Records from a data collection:
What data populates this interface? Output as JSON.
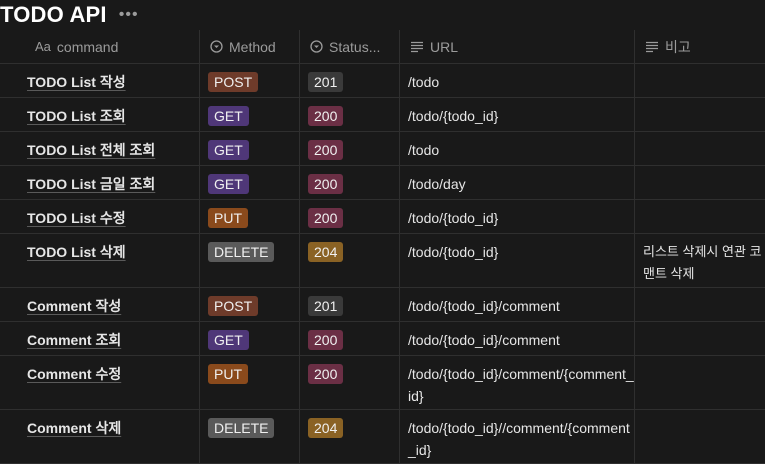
{
  "title": "TODO API",
  "more_icon": "more-horizontal-icon",
  "headers": {
    "command": "command",
    "method": "Method",
    "status": "Status...",
    "url": "URL",
    "note": "비고"
  },
  "colors": {
    "POST": "#6e3b2a",
    "GET": "#4f3778",
    "PUT": "#8a4a1c",
    "DELETE": "#5a5a5a",
    "201": "#3a3a3a",
    "200": "#6b2f45",
    "204": "#8a6224"
  },
  "rows": [
    {
      "command": "TODO List 작성",
      "method": "POST",
      "status": "201",
      "url": "/todo",
      "note": ""
    },
    {
      "command": "TODO List 조회",
      "method": "GET",
      "status": "200",
      "url": "/todo/{todo_id}",
      "note": ""
    },
    {
      "command": "TODO List 전체 조회",
      "method": "GET",
      "status": "200",
      "url": "/todo",
      "note": ""
    },
    {
      "command": "TODO List 금일 조회",
      "method": "GET",
      "status": "200",
      "url": "/todo/day",
      "note": ""
    },
    {
      "command": "TODO List 수정",
      "method": "PUT",
      "status": "200",
      "url": "/todo/{todo_id}",
      "note": ""
    },
    {
      "command": "TODO List 삭제",
      "method": "DELETE",
      "status": "204",
      "url": "/todo/{todo_id}",
      "note": "리스트 삭제시 연관 코맨트 삭제"
    },
    {
      "command": "Comment 작성",
      "method": "POST",
      "status": "201",
      "url": "/todo/{todo_id}/comment",
      "note": ""
    },
    {
      "command": "Comment 조회",
      "method": "GET",
      "status": "200",
      "url": "/todo/{todo_id}/comment",
      "note": ""
    },
    {
      "command": "Comment 수정",
      "method": "PUT",
      "status": "200",
      "url": "/todo/{todo_id}/comment/{comment_id}",
      "note": ""
    },
    {
      "command": "Comment 삭제",
      "method": "DELETE",
      "status": "204",
      "url": "/todo/{todo_id}//comment/{comment_id}",
      "note": ""
    }
  ]
}
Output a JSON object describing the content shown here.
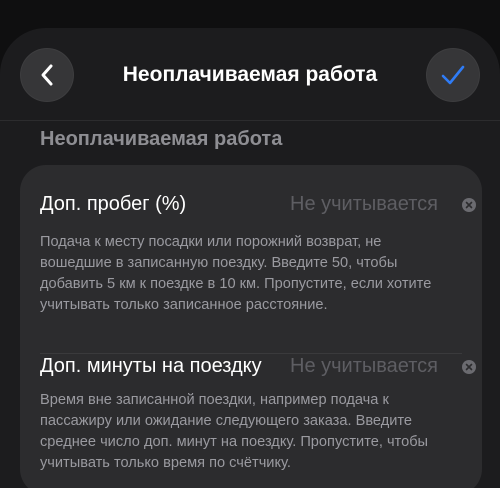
{
  "header": {
    "title": "Неоплачиваемая работа",
    "back_icon": "chevron-left-icon",
    "confirm_icon": "checkmark-icon",
    "accent_color": "#2f7cf6"
  },
  "section": {
    "title": "Неоплачиваемая работа"
  },
  "rows": [
    {
      "label": "Доп. пробег (%)",
      "placeholder": "Не учитывается",
      "value": "",
      "description": "Подача к месту посадки или порожний возврат, не вошедшие в записанную поездку. Введите 50, чтобы добавить 5 км к поездке в 10 км. Пропустите, если хотите учитывать только записанное расстояние."
    },
    {
      "label": "Доп. минуты на поездку",
      "placeholder": "Не учитывается",
      "value": "",
      "description": "Время вне записанной поездки, например подача к пассажиру или ожидание следующего заказа. Введите среднее число доп. минут на поездку. Пропустите, чтобы учитывать только время по счётчику."
    }
  ]
}
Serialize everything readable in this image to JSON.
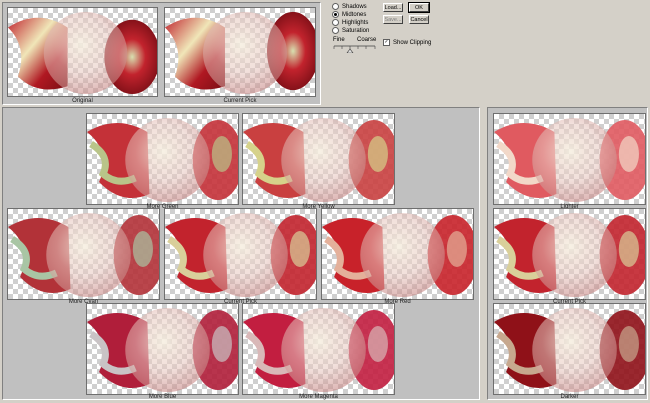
{
  "top": {
    "original_label": "Original",
    "current_pick_label": "Current Pick"
  },
  "tone": {
    "options": [
      "Shadows",
      "Midtones",
      "Highlights",
      "Saturation"
    ],
    "selected": "Midtones"
  },
  "slider": {
    "fine_label": "Fine",
    "coarse_label": "Coarse"
  },
  "show_clipping": {
    "label": "Show Clipping",
    "checked": true
  },
  "buttons": {
    "load": "Load...",
    "save": "Save...",
    "ok": "OK",
    "cancel": "Cancel"
  },
  "variations": {
    "more_green": "More Green",
    "more_yellow": "More Yellow",
    "more_cyan": "More Cyan",
    "current_pick": "Current Pick",
    "more_red": "More Red",
    "more_blue": "More Blue",
    "more_magenta": "More Magenta"
  },
  "brightness": {
    "lighter": "Lighter",
    "current_pick": "Current Pick",
    "darker": "Darker"
  },
  "colors": {
    "panel_bg": "#c0c0c0",
    "window_bg": "#d4d0c8"
  }
}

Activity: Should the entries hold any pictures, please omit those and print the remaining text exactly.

Solution below:
What data populates this interface? Output as JSON.
{
  "title": "TODO API",
  "more_icon": "more-horizontal-icon",
  "headers": {
    "command": "command",
    "method": "Method",
    "status": "Status...",
    "url": "URL",
    "note": "비고"
  },
  "colors": {
    "POST": "#6e3b2a",
    "GET": "#4f3778",
    "PUT": "#8a4a1c",
    "DELETE": "#5a5a5a",
    "201": "#3a3a3a",
    "200": "#6b2f45",
    "204": "#8a6224"
  },
  "rows": [
    {
      "command": "TODO List 작성",
      "method": "POST",
      "status": "201",
      "url": "/todo",
      "note": ""
    },
    {
      "command": "TODO List 조회",
      "method": "GET",
      "status": "200",
      "url": "/todo/{todo_id}",
      "note": ""
    },
    {
      "command": "TODO List 전체 조회",
      "method": "GET",
      "status": "200",
      "url": "/todo",
      "note": ""
    },
    {
      "command": "TODO List 금일 조회",
      "method": "GET",
      "status": "200",
      "url": "/todo/day",
      "note": ""
    },
    {
      "command": "TODO List 수정",
      "method": "PUT",
      "status": "200",
      "url": "/todo/{todo_id}",
      "note": ""
    },
    {
      "command": "TODO List 삭제",
      "method": "DELETE",
      "status": "204",
      "url": "/todo/{todo_id}",
      "note": "리스트 삭제시 연관 코맨트 삭제"
    },
    {
      "command": "Comment 작성",
      "method": "POST",
      "status": "201",
      "url": "/todo/{todo_id}/comment",
      "note": ""
    },
    {
      "command": "Comment 조회",
      "method": "GET",
      "status": "200",
      "url": "/todo/{todo_id}/comment",
      "note": ""
    },
    {
      "command": "Comment 수정",
      "method": "PUT",
      "status": "200",
      "url": "/todo/{todo_id}/comment/{comment_id}",
      "note": ""
    },
    {
      "command": "Comment 삭제",
      "method": "DELETE",
      "status": "204",
      "url": "/todo/{todo_id}//comment/{comment_id}",
      "note": ""
    }
  ]
}
Output a JSON object describing the content shown here.
{
  "header": {
    "title": "Неоплачиваемая работа",
    "back_icon": "chevron-left-icon",
    "confirm_icon": "checkmark-icon",
    "accent_color": "#2f7cf6"
  },
  "section": {
    "title": "Неоплачиваемая работа"
  },
  "rows": [
    {
      "label": "Доп. пробег (%)",
      "placeholder": "Не учитывается",
      "value": "",
      "description": "Подача к месту посадки или порожний возврат, не вошедшие в записанную поездку. Введите 50, чтобы добавить 5 км к поездке в 10 км. Пропустите, если хотите учитывать только записанное расстояние."
    },
    {
      "label": "Доп. минуты на поездку",
      "placeholder": "Не учитывается",
      "value": "",
      "description": "Время вне записанной поездки, например подача к пассажиру или ожидание следующего заказа. Введите среднее число доп. минут на поездку. Пропустите, чтобы учитывать только время по счётчику."
    }
  ]
}
Serialize everything readable in this image to JSON.
{
  "top": {
    "original_label": "Original",
    "current_pick_label": "Current Pick"
  },
  "tone": {
    "options": [
      "Shadows",
      "Midtones",
      "Highlights",
      "Saturation"
    ],
    "selected": "Midtones"
  },
  "slider": {
    "fine_label": "Fine",
    "coarse_label": "Coarse"
  },
  "show_clipping": {
    "label": "Show Clipping",
    "checked": true
  },
  "buttons": {
    "load": "Load...",
    "save": "Save...",
    "ok": "OK",
    "cancel": "Cancel"
  },
  "variations": {
    "more_green": "More Green",
    "more_yellow": "More Yellow",
    "more_cyan": "More Cyan",
    "current_pick": "Current Pick",
    "more_red": "More Red",
    "more_blue": "More Blue",
    "more_magenta": "More Magenta"
  },
  "brightness": {
    "lighter": "Lighter",
    "current_pick": "Current Pick",
    "darker": "Darker"
  },
  "colors": {
    "panel_bg": "#c0c0c0",
    "window_bg": "#d4d0c8"
  }
}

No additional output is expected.